Peter Pan-esque rant aside, eggs honestly are my preferred way to get my protein fix. I was hooked with my first omelette, moving through the entire gamut of boiled, fried, scrambled, basically any way to have eggs. I was the official weekend omelette-for-dinner maker of the house in my teens. This was the one thing my mom left me alone in the kitchen to work with. The tines of a fork whipped through the sunny yolk as it mixed in with the silver egg white while the fork tinged a rhythm against the steel bowl. Fold in a few basic ingredients and there was a lovely omelette ready in no time. Few suppers were as divine and simple as this.
The current economy is taking its toll and no one is immune from its effects. While there are changes in weather and joys in spring, some part of me seems chilled in a grip of melancholy and in my head there’s a strident head-ache. Actually that latter thing could also have a lot to do with the fact that there is intense hammering on the outside of a wall less than two feet away from my head.

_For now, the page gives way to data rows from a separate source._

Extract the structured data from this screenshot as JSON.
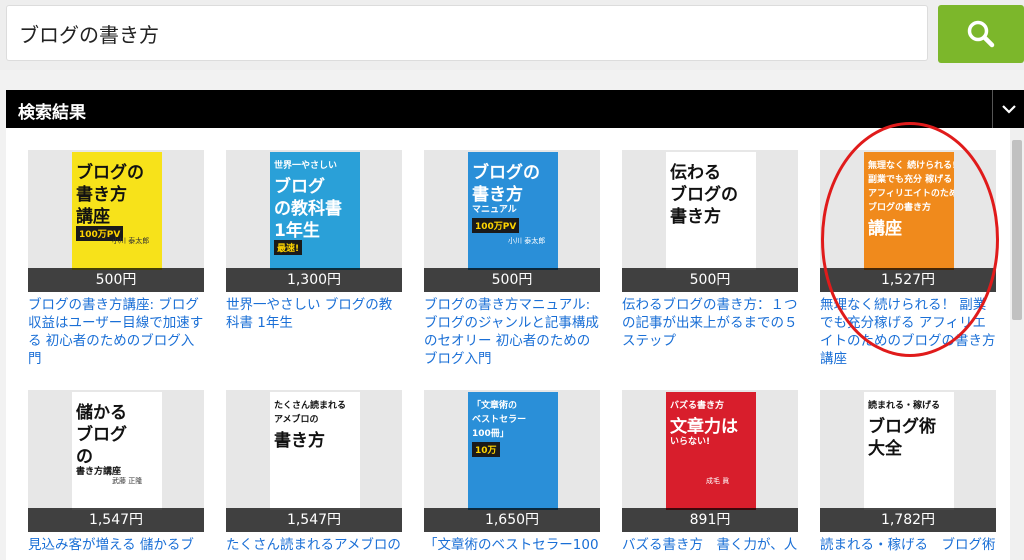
{
  "search": {
    "query": "ブログの書き方",
    "button_icon": "search-icon"
  },
  "results": {
    "header": "検索結果"
  },
  "colors": {
    "accent_green": "#7cb72b",
    "link_blue": "#1a6fd6",
    "annotation_red": "#e01b1b"
  },
  "books": [
    {
      "price": "500円",
      "title": "ブログの書き方講座: ブログ収益はユーザー目線で加速する 初心者のためのブログ入門",
      "cover": {
        "lines": [
          "ブログの",
          "書き方",
          "講座"
        ],
        "author": "小川 泰太郎",
        "banner": "100万PV",
        "bg": "#f7e21a"
      }
    },
    {
      "price": "1,300円",
      "title": "世界一やさしい ブログの教科書 1年生",
      "cover": {
        "lines": [
          "世界一やさしい",
          "ブログ",
          "の教科書",
          "1年生"
        ],
        "author": "",
        "banner": "最速!",
        "bg": "#2aa0d8"
      }
    },
    {
      "price": "500円",
      "title": "ブログの書き方マニュアル: ブログのジャンルと記事構成のセオリー 初心者のためのブログ入門",
      "cover": {
        "lines": [
          "ブログの",
          "書き方",
          "マニュアル"
        ],
        "author": "小川 泰太郎",
        "banner": "100万PV",
        "bg": "#2a8fd8"
      }
    },
    {
      "price": "500円",
      "title": "伝わるブログの書き方：１つの記事が出来上がるまでの５ステップ",
      "cover": {
        "lines": [
          "伝わる",
          "ブログの",
          "書き方"
        ],
        "author": "",
        "banner": "",
        "bg": "#ffffff"
      }
    },
    {
      "price": "1,527円",
      "title": "無理なく続けられる！ 副業でも充分稼げる アフィリエイトのためのブログの書き方講座",
      "cover": {
        "lines": [
          "無理なく 続けられる!",
          "副業でも充分 稼げる",
          "アフィリエイトのための",
          "ブログの書き方",
          "講座"
        ],
        "author": "",
        "banner": "",
        "bg": "#f08a1c"
      }
    },
    {
      "price": "1,547円",
      "title": "見込み客が増える 儲かるブ",
      "cover": {
        "lines": [
          "儲かる",
          "ブログ",
          "の",
          "書き方講座"
        ],
        "author": "武藤 正隆",
        "banner": "",
        "bg": "#ffffff"
      }
    },
    {
      "price": "1,547円",
      "title": "たくさん読まれるアメブロの",
      "cover": {
        "lines": [
          "たくさん読まれる",
          "アメブロの",
          "書き方"
        ],
        "author": "",
        "banner": "",
        "bg": "#ffffff"
      }
    },
    {
      "price": "1,650円",
      "title": "「文章術のベストセラー100",
      "cover": {
        "lines": [
          "「文章術の",
          "ベストセラー",
          "100冊」"
        ],
        "author": "",
        "banner": "10万",
        "bg": "#2a8fd8"
      }
    },
    {
      "price": "891円",
      "title": "バズる書き方　書く力が、人",
      "cover": {
        "lines": [
          "バズる書き方",
          "文章力は",
          "いらない!"
        ],
        "author": "成毛 眞",
        "banner": "",
        "bg": "#d81e2c"
      }
    },
    {
      "price": "1,782円",
      "title": "読まれる・稼げる　ブログ術",
      "cover": {
        "lines": [
          "読まれる・稼げる",
          "ブログ術",
          "大全"
        ],
        "author": "",
        "banner": "",
        "bg": "#ffffff"
      }
    }
  ]
}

I woke up to its dulcet tones early this morning and now its 3 pm and I’m thoroughly sick of it. I should be immune to stuff like this, there are days that I work around much louder noises on site. But the build-up has been unbearable. The only thing stopping me from going outside and bopping that construction worker silly with those shingles he’s so busily trying fix on my building wall is the fact that he’s whistling cheerfully. In the gloom and doom of the time we live in, someone is happy, someone is doing a job he loves. What kind of person would want to ruin that for anyone?
It is a good thing that I haven’t been contemplating making a soufflé of any kind. Every time that hammer hits the wall, everything shudders slightly and I’m willing to bet good money that it would fall flatter than that joke I heard last night at dinner. Since I’m home on this somewhat cold Friday and the construction work outside was slowly robbing me of the ability to string coherent thought together, lunch had to be a tried and tested go-to recipe I can make without thinking. The day called for something warming and comforting to warm me and soothe my aching head, so I decided to go with one of my versions of Egg Curry.

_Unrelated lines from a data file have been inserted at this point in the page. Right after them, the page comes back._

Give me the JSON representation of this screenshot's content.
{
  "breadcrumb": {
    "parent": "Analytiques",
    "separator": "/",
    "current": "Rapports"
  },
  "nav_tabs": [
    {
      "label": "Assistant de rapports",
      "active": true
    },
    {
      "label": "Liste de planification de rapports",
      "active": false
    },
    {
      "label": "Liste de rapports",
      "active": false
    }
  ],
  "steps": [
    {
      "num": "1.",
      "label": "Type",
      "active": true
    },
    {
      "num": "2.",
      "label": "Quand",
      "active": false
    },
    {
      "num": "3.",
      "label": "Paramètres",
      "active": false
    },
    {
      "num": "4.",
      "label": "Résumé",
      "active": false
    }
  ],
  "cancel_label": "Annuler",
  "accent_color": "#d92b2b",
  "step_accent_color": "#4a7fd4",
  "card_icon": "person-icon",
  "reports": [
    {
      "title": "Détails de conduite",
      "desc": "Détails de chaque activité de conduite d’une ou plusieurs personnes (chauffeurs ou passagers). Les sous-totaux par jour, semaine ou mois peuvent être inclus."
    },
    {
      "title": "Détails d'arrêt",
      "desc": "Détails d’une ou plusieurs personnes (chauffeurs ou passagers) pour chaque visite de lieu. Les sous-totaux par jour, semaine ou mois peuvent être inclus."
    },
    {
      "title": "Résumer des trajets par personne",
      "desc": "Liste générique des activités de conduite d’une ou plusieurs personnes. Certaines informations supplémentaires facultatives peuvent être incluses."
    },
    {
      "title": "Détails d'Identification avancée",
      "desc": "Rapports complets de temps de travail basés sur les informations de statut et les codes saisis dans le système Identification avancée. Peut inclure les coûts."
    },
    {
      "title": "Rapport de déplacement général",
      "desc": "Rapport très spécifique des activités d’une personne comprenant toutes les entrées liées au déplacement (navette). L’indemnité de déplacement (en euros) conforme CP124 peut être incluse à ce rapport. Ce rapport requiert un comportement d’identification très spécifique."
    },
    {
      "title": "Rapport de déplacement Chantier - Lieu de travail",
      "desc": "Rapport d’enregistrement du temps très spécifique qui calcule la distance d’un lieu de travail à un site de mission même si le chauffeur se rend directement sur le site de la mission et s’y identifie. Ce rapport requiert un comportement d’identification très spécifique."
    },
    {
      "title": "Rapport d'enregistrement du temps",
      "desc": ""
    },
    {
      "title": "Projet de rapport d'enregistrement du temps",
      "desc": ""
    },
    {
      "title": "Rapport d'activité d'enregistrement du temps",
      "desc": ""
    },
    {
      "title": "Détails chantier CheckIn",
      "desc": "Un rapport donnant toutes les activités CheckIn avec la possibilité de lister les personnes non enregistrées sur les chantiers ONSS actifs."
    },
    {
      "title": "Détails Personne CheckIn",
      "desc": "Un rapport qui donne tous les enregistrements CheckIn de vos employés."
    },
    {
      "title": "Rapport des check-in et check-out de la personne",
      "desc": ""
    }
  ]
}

The rain is leaving us as spring waltzes in but it certainly isn’t leaving quietly. In the night, my little kitchen was flooded in moonlight but as I looked up, swift grey covers silently stole in and blocked her from my view. The next morning, formerly azure skies were swathed in threatening grays and mauves. People who had put away their winter wear were sent scrambling for their coats and spent the day wishing for the sun again. But despite the shocked gasps that I’m going to incite from that quarter, I’m not sure I’m ready for the rain to leave us just yet. I do like the sun but I’m going to miss winter’s quiet monochrome days this time around. It’s perfect for staying in and studying, which I’ve needed to do. Nevertheless, foodwise, I am looking forward to spring and summer’s bounty of fresh produce, which in the Bay Area is tremendous.
Before then, we continue to make the best of staples and our small pantry. Greens restaurant here in San Francisco always seems to have wonderful menus no matter what the season and their head chef Annie Sommerville’s cookbook Field of Greens is one of my favourite places to go looking when I want different flavours. This light and lovely scrambled egg breakfast is simple, with ingredients quite different from what I’d normally put in scrambled eggs. The sesame gives it varied smoky nuance and the ginger brings a lovely mild heat.